Today's subject: Hey, look who's back! It's the former head of AIG (NYSE:AIG) Financial Products (AIG FP), Joseph Cassano.

Following the blow-up of AIG and the near-collapse of the financial system, Cassano fled to the United Kingdom to avoid criticisms, protests, and mounting criminal evidence against him and the financial products division.

Now, like the recently ousted president of Honduras, who slugged his way through 15 miles of back roads to sneak back into his country, Cassano has discreetly returned to the U.S. after an extended hiatus.

Why you should be indignant: Cassano was the man in charge of AIG's dreadful venture into credit default swaps (CDSes) tied to residential mortgages. If you're looking for someone to blame for this mess we're in, he might be your guy. In a recent Vanity Fair article, Michael Lewis called Cassano "the man who crashed the world."

Under Cassano's leadership, AIG FP increased its insurance portfolio from a measly 2% of subprime mortgages to an astounding 95%. He was the man who ran the division with so much risk that even after both Fannie Mae (NYSE:FNM) and Freddie Mac (NYSE:FRE) were bailed out, AIG still had to plead for more than $170 billion in taxpayer bailout money.

Let's roll the tape. In 2007, here's what Cassano had to say about CDSes:

I think the proof is in the pudding, and I think it's these crises and these points in time that give us the wherewithal right now to stand here with you and say, on the back of giants, on the back of everybody at AIG who has built the capital that AIG has, the AIG FP unit is able to withstand this aberrant period.

Cassano estimated that the market value of possible losses related to CDSes was about $1.1 billion. Bad guess. That figure turned out to be about $40 billion. Being off by about $39 billion is quite a miscalculation from the man in charge.
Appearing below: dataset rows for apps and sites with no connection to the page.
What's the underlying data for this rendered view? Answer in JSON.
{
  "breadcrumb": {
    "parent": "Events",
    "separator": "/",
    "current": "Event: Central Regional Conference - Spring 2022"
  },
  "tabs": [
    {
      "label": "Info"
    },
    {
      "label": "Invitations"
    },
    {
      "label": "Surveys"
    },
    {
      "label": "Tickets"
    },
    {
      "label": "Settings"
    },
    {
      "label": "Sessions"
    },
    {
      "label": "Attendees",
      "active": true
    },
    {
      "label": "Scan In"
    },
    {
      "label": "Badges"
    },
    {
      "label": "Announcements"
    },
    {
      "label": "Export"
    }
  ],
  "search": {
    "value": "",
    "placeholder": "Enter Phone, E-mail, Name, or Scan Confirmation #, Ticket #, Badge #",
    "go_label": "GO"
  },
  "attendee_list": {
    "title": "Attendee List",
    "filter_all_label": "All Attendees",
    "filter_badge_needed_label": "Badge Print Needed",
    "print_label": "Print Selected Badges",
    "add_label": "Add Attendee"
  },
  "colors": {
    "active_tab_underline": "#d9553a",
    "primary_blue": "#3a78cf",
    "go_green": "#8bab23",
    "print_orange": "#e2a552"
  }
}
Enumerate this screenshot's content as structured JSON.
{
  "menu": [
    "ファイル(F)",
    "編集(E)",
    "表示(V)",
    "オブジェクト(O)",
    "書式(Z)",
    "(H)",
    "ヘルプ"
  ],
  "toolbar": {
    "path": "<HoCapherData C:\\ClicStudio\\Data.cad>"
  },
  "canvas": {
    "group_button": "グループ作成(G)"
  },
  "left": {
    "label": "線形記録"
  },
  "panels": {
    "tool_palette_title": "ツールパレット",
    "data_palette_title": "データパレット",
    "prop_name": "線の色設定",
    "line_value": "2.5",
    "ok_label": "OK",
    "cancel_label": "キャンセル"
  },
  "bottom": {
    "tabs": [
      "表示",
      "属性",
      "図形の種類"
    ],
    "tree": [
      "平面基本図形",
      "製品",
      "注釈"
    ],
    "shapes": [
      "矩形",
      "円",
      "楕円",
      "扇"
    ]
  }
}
Cassano has returned to his "modest" $750,000 home in Westport, Conn. It lacks the grandiosity you might find in the homes of other multimillionaires. And to be fair, it's true that Cassano has no BMWs or other flashy cars in the driveway, no corporate jet, and no golden parachute.

But don't shed a tear just yet. Cassano has hundreds of millions of dollars in the bank, and a home with an indoor pool, four bathrooms, and two fireplaces. Life must be tough.

What now? There's an investigation into criminal wrongdoing "inching along," according to Reuters, which means Cassano will likely keep his profile low. As Lewis wrote in Vanity Fair, "It would be nice if Joe Cassano came out of hiding and tried to explain what he did and why."

We couldn't agree more. But, as Lewis admitted, "there is little chance of that."

Does this leave you as wholly unsatisfied and annoyed as it does us? Or is today's subject just misunderstood? Sound off on Joe Cassano, AIG Financial Products, and the mess that group created by leaving a comment below.

Jordan DiPietro does not own shares of any companies mentioned. The Fool has a disclosure policy.